In the last four years, we at BIRN have put efforts into identifying the cases in which that ‘last mile’ has been completed – finding and analysing cases in which our news, in-depth and investigative reporting brought tangible changes to the lives of the people in the region. These included the passing of laws, the opening of investigations, official reactions from international institutions, and changes on a local level, from the building of promised infrastructural projects to the initiation of policy changes.
Looking into the selected cases that we have identified as ones that created an impact, that impact usually happens over time, although there have been instances of immediate reactions and consequences. Sometimes the full consequences develop over a couple of years. Taking an even broader perspective – a decade, for example – would probably shed additional light on the impact of our stories. The same applies not only to journalistic work, but also to advocacy campaigns for the protection of human rights and vulnerable groups.
However, if media stories or advocacy campaigns do have an impact, that is not only down to the outlet that publishes them. Editors from a much larger media outlet, the New York Times, noted that “factors outside the reporters’ and publications’ control like the timing of the story, people’s reaction to it, and whether other media also cover the issue” will affect whether or not a particular story has a social or political impact.

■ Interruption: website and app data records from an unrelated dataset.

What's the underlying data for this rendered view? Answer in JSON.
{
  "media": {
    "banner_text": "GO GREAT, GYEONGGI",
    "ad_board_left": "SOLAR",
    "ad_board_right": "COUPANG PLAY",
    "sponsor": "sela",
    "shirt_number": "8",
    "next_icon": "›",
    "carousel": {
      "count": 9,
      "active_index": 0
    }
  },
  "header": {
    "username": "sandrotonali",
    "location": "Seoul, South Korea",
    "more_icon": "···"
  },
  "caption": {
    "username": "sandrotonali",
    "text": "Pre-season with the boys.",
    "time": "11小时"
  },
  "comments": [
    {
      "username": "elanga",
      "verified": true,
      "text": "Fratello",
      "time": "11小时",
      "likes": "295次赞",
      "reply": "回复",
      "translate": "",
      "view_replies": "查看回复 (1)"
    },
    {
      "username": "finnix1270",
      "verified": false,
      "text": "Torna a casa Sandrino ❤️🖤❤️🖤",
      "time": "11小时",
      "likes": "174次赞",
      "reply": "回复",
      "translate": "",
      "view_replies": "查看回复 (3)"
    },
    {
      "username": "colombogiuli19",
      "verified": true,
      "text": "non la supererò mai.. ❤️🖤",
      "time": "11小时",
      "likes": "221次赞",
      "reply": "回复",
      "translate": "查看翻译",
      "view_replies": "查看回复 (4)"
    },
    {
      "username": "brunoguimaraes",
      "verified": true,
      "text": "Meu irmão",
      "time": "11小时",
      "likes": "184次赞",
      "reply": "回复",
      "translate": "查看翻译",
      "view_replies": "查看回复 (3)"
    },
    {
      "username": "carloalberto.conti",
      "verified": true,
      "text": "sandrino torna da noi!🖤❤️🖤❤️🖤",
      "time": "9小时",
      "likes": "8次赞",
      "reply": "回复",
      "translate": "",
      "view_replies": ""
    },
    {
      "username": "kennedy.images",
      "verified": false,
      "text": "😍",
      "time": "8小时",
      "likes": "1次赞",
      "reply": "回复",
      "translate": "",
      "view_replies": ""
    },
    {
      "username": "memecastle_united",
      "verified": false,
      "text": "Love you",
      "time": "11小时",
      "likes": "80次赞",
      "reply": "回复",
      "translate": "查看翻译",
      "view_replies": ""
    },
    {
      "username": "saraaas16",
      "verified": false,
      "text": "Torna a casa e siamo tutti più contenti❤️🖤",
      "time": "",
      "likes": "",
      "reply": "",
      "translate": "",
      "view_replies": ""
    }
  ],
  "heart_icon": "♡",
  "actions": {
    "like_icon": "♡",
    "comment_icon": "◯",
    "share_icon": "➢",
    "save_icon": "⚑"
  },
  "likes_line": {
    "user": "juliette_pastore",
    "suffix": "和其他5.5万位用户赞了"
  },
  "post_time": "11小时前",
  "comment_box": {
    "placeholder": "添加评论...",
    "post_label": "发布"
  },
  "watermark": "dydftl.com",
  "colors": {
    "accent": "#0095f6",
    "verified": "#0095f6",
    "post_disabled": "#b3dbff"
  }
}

This has been the experience across the BIRN Network. The responsiveness of authorities and the openness of institutions at local and national level, reactions from other media outlets, the civil society sector and the public also play an important role. In some cases meanwhile, as in Macedonia for instance, the real effects and consequences of journalistic work are only really felt after a change of government.